## Problem
Look through the lines below and extract each one that contains "this".

════

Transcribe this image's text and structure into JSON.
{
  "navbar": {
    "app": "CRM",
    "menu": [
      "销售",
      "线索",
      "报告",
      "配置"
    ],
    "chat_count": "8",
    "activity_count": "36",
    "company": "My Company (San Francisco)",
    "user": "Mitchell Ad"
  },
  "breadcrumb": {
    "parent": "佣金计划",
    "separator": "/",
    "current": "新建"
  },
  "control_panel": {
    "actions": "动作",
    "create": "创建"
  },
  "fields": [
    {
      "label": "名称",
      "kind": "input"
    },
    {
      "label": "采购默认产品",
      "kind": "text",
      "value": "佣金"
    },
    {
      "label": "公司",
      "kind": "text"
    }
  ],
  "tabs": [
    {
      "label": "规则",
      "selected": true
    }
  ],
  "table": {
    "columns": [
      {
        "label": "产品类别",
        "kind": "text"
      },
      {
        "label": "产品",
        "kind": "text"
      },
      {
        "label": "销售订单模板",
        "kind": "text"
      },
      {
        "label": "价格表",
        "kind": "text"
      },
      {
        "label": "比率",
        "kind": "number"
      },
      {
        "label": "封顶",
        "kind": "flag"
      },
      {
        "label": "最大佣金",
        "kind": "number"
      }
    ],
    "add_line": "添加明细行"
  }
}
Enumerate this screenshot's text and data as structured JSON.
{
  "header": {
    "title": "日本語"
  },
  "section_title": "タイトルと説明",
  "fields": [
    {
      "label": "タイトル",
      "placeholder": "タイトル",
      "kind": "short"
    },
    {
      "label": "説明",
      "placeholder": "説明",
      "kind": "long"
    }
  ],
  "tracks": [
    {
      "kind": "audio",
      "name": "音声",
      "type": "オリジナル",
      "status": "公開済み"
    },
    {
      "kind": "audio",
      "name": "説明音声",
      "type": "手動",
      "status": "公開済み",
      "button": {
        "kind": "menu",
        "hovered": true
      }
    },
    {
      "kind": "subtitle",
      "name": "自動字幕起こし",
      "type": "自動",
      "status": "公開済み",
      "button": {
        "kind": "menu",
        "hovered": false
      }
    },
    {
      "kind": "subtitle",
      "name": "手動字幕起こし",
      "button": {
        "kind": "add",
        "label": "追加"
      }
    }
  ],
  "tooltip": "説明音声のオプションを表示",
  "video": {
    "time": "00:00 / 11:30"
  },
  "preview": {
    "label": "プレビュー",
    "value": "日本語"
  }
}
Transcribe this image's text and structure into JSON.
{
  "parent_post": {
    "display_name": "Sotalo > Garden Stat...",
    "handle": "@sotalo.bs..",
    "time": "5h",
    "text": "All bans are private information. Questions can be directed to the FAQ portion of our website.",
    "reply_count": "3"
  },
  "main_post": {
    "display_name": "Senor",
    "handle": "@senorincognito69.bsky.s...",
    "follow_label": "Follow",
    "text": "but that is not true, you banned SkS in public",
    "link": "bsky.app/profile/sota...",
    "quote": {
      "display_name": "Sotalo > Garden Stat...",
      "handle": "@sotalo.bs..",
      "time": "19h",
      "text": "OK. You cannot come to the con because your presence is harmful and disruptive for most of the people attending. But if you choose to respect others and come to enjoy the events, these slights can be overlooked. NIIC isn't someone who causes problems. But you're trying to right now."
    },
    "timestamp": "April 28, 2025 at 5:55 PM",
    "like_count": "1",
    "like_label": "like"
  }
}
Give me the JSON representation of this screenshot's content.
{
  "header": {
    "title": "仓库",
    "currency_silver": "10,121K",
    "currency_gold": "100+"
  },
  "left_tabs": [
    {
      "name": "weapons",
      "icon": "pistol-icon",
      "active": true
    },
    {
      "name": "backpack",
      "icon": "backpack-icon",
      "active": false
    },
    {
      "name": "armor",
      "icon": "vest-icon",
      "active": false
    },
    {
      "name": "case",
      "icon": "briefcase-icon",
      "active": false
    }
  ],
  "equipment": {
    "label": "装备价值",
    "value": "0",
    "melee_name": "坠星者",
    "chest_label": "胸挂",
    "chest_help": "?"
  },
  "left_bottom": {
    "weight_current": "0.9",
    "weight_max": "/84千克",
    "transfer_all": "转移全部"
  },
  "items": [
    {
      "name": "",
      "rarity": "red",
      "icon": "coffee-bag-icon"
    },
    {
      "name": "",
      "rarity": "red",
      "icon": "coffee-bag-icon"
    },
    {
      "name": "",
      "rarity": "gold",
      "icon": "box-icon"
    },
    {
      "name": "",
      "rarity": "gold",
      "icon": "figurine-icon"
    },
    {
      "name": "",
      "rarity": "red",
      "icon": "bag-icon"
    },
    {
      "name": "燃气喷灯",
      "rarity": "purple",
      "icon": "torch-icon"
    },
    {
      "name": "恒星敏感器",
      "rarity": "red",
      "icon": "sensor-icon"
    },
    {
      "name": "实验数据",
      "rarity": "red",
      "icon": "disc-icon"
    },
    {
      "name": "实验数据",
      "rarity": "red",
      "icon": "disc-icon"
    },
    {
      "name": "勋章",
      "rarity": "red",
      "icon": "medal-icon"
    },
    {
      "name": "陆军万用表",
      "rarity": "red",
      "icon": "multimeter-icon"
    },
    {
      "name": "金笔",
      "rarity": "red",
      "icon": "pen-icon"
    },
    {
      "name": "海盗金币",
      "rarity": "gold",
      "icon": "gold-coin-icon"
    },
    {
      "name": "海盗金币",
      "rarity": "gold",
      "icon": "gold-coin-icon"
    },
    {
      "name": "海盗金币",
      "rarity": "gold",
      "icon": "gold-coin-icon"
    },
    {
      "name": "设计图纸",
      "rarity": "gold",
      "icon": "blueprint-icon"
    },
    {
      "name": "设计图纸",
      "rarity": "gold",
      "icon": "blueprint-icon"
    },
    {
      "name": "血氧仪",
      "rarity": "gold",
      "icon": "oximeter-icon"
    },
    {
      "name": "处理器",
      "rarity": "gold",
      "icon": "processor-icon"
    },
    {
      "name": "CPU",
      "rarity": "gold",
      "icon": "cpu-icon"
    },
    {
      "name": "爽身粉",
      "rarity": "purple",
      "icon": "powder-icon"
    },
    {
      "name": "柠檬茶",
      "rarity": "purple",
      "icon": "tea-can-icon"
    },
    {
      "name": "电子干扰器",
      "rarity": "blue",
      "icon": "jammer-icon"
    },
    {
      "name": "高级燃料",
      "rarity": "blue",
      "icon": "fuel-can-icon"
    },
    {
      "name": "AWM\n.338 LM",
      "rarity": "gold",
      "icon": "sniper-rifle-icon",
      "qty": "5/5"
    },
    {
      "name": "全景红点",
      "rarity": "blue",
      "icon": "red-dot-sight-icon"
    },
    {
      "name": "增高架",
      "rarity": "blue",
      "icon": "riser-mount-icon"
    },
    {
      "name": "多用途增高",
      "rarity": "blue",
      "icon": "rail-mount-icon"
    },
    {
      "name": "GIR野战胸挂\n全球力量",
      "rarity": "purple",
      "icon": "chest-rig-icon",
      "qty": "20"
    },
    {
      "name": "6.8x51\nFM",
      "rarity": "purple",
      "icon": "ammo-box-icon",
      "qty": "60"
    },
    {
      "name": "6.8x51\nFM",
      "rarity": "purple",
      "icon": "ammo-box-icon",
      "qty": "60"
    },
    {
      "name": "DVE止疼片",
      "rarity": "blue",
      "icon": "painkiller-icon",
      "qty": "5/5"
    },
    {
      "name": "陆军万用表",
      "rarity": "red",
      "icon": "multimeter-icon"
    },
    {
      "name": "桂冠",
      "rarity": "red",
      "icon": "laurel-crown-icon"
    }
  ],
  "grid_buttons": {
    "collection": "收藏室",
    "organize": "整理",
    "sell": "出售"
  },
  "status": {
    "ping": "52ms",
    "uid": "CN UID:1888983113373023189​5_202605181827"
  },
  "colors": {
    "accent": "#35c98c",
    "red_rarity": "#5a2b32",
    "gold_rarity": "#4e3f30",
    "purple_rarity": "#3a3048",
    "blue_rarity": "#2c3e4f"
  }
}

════

## Written response
Transcribe this image's text and structure into JSON.
Enumerate this screenshot's text and data as structured JSON.
Transcribe this image's text and structure into JSON.
Give me the JSON representation of this screenshot's content.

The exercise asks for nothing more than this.